Website will allow easy sharing of great teaching ideas
The website allows users to share good teaching and management techniques, which colleges post on the site for wider distribution. Users will be asked to evaluate and critically appraise what is on offer.
The site is the brainchild of Justin Edwards, senior development adviser at the Belfast Learning and Skills Development Agency.
A pilot project will be unveiled at the first annual conference of the Quality Improvement Agency in Birmingham next week. Andrew Thomson, chief executive of the QIA, said the scheme would take a radical approach. He said: "It leaves quality control over the resources in the hands of the lecturers and managers, not inspectors and funding chiefs. People want to do a better job but finding time to improve and find the right material is another matter."
The web scheme, called the Excellence Gateway, is modelled on the TLC - teaching and learning communities - in Northern Ireland. When launched in spring last year, more than 100 users posted materials on the TLC site within an hour of going live. Resources get star ratings - which take account of peer reviews and their popularity. "If the QIA is to succeed, it has to be democratic in its approach," Mr Thomson said. "If you are going to make organisations work, it has to be done by the people for the people - not to the people."

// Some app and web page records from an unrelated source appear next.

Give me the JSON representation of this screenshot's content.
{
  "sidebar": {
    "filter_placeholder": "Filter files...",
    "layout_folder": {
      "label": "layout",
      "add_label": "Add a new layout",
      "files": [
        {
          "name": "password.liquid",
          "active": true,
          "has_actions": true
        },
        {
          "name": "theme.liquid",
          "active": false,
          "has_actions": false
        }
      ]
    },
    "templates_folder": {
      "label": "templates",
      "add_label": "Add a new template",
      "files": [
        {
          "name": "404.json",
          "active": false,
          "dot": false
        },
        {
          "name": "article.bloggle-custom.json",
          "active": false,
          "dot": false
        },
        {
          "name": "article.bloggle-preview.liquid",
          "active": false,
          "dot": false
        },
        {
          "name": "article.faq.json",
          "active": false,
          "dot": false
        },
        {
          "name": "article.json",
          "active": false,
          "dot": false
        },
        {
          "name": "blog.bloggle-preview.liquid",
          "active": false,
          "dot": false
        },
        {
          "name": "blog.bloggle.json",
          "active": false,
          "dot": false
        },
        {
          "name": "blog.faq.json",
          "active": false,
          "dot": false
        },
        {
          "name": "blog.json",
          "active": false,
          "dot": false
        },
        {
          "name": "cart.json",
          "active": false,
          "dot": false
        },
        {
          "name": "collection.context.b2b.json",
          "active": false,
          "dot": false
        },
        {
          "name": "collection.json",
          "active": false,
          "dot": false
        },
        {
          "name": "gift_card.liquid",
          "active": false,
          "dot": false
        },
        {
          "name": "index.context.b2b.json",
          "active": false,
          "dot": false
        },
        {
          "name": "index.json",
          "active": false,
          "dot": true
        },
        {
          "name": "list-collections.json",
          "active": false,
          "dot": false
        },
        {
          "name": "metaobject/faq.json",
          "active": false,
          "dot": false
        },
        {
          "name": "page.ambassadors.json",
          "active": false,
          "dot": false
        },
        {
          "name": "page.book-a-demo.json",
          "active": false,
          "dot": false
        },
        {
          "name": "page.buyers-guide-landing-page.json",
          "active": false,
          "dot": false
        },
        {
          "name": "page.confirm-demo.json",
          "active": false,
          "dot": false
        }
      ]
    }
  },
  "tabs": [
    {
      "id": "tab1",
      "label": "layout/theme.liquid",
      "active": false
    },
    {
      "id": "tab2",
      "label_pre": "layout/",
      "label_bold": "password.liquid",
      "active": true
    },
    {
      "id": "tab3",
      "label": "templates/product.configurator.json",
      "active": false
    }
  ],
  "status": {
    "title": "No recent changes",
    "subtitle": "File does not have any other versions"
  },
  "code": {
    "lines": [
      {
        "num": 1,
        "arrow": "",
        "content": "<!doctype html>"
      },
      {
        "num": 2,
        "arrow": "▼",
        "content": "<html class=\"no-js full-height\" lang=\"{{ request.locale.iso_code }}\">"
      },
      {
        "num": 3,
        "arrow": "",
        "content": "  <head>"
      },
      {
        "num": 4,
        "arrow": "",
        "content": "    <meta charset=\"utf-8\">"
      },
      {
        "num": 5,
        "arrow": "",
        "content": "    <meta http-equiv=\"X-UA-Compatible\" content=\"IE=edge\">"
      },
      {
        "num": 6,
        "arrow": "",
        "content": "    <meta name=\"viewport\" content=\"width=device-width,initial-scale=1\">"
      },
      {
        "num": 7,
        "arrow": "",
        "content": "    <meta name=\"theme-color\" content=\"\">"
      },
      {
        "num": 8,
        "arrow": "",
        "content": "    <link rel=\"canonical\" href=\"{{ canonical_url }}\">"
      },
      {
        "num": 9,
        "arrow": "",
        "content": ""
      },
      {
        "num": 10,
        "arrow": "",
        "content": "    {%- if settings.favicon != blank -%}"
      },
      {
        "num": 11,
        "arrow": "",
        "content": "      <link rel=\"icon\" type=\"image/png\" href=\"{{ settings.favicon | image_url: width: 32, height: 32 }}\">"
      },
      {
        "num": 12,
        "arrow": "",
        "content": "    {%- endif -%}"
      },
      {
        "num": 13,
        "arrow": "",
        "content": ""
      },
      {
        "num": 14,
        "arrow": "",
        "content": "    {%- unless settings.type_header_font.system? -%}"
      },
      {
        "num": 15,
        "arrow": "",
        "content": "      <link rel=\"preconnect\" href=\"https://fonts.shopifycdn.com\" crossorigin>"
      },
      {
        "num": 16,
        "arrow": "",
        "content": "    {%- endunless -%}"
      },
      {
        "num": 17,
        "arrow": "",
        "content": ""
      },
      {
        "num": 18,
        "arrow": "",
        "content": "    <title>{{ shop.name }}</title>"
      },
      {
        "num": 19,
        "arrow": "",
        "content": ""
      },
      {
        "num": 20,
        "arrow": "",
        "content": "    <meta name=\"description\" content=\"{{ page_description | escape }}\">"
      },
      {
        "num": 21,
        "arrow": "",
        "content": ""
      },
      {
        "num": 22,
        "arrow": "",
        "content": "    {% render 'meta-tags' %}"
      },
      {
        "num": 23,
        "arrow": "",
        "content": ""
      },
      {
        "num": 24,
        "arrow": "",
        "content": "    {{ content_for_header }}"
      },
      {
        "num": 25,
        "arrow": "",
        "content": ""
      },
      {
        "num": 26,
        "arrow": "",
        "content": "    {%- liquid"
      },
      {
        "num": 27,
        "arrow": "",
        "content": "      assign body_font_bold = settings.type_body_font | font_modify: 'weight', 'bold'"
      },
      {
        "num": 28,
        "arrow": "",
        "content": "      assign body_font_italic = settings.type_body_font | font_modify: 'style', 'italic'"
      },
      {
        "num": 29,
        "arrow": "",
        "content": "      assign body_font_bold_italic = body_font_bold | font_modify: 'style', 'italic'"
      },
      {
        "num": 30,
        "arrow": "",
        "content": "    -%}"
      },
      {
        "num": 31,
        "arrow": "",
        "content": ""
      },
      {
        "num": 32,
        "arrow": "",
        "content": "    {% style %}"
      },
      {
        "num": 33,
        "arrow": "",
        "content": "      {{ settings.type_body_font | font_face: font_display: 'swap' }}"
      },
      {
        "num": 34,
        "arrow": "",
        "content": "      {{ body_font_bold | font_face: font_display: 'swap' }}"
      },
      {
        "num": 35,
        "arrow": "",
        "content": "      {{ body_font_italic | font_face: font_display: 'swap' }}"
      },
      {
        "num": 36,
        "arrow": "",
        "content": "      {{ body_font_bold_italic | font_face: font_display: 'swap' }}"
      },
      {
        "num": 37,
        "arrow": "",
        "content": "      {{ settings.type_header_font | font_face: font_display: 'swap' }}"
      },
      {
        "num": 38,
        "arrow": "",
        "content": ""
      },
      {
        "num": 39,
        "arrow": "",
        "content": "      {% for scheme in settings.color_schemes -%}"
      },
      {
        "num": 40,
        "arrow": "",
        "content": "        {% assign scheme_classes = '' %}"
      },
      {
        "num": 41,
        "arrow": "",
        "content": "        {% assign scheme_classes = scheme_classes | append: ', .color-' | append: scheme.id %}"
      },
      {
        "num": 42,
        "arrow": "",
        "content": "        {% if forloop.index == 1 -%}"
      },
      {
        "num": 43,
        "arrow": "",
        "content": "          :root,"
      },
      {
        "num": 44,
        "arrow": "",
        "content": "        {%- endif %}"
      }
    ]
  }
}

The site will also have a "knowledge base" of best practice case studies from organisations such as Ofsted, the Adult Learning Inspectorate and the Learning and Skills Network. It will also give advice on the implications of government policy reforms.
"What people need is a possible solution to their teaching or management problems at the push of a button that does not then list three million answers, which is what they get from too many search systems," he said.
Barry Kruger, head of knowledge and intelligence at the QIA, said: "If you are a manager and want to find an equal opportunities training supplier, you should be able to go straight to the directory."
The QIA will call for volunteers for an advisory panel at the conference.
The panel will look to pilot the site from September and to extend it nationwide next April.